Danielle Kirby, 20, a junior majoring in psychology, said she’s noticed that many calls are related to a growing sense of loneliness caused by COVID-19.
“It’s a lot of lonely people that usually spend the holidays with their family,” she said.
Around Thanksgiving, the hotline received 80 calls, higher than its recent weekly average of 65 calls, said Charlie Franks, program coordinator of Concern Hotline. Before the COVID-19 pandemic, Concern Hotline received about 40 to 50 calls per week.
Until a vaccine is widely available, Franks anticipates the number of callers will only increase.
The SU students involved with Concern Hotline volunteer as listeners through Clinical Helping Skills, a 400-level psychology course taught by Rodney Bragdon, who is also a board member for Concern Hotline. Bragdon has been teaching students how to participate with the crisis hotline for the past 2½ years.
Students get intensive training in active listening skills, crisis intervention — including suicide prevention — and providing appropriate local referrals to callers. After training is completed, each student is required to pass an assessment and then take a four-hour shift each week answering hotline calls for 16 weeks.
Currently, Concern Hotline has 35 consistent listening volunteers along with four other volunteers who substitute when needed.
Two of the seven SU students who volunteered this semester plan to continue volunteering with Concern Hotline, Franks said.
“It’s stressful,” said Deeanna Delcoco, 20, a junior psychology major, who said she planned to continue volunteering after the semester was over. “But it’s very rewarding.”
Delcoco said a volunteer’s job is to listen more than to actually give advice and to offer support for a caller in distress. Before she starts a shift, Delcoco said she hopes to hear from callers, not because she wants them to feel upset but because she wants them to take advantage of the resources at Concern Hotline to feel better.
The students agreed that the mental health of SU students has been of more concern on campus due to COVID-19. Volunteering for Concern Hotline has helped them better cope with their own mental health issues as well as identify and facilitate conversations about mental health struggles with their peers.
“I feel like all of us feel way more comfortable if we see someone struggling, like a peer,” said Lindsey Florio, 21. “Even if we don’t know them we feel more comfortable opening up that dialogue.”

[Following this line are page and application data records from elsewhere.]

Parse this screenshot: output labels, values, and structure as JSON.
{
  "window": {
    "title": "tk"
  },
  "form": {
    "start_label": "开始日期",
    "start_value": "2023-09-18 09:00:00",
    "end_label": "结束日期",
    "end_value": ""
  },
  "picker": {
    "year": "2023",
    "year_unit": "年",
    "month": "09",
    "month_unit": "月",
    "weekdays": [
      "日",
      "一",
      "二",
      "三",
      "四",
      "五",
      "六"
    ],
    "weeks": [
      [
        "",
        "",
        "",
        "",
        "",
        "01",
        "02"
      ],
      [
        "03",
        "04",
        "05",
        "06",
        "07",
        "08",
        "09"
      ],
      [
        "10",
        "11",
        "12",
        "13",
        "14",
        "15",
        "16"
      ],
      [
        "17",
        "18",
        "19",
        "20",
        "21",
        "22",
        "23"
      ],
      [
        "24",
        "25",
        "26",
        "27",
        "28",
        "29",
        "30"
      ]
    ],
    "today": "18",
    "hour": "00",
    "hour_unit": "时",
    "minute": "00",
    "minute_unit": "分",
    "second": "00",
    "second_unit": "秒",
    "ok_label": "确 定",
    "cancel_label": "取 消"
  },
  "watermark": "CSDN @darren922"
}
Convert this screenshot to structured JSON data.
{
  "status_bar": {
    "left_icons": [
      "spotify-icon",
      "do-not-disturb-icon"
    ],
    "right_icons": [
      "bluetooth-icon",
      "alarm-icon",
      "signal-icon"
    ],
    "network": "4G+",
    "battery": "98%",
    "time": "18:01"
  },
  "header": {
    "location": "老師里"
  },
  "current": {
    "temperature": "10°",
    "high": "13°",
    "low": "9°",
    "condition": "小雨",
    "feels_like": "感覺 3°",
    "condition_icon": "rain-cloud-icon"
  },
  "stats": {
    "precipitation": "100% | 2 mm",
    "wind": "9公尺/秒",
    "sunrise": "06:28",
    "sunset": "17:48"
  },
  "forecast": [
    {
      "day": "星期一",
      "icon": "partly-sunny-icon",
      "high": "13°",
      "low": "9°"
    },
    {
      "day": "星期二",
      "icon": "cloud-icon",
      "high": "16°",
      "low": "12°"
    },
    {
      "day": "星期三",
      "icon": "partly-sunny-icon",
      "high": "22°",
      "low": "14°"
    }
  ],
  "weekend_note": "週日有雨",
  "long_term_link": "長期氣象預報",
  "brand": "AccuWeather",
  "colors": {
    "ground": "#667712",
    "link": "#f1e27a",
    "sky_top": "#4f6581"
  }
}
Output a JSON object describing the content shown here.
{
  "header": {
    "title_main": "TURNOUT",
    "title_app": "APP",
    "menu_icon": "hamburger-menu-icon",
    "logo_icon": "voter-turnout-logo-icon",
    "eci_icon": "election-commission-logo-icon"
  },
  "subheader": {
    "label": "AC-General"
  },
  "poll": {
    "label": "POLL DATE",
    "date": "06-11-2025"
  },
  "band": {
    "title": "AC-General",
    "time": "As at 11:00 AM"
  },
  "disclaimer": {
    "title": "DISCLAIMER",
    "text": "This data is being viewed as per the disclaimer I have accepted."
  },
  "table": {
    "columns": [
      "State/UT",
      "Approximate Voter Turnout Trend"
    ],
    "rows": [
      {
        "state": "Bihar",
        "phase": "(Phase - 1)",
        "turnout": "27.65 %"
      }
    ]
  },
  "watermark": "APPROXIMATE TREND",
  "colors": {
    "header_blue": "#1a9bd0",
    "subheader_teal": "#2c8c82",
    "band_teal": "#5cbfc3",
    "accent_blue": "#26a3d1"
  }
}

For Florio, volunteering with Concern Hotline has helped her feel comfortable trying to get patients she works with in occupational therapy to open up to her. She said she’s more likely to connect her patients to resources and to understand them on a deeper level.
Franks added that the benefit of the collaboration between SU and Concern Hotline in recent years has been “immeasurable.”
“These students really do a great job,” she said. “They are very faithful and very responsible, and it’s nice to have a group of listeners that you can count on.”
For more information about Concern Hotline, visit concernhotline.org. Anyone who needs to talk with a trained Concern Hotline volunteer should call 540-667-0145.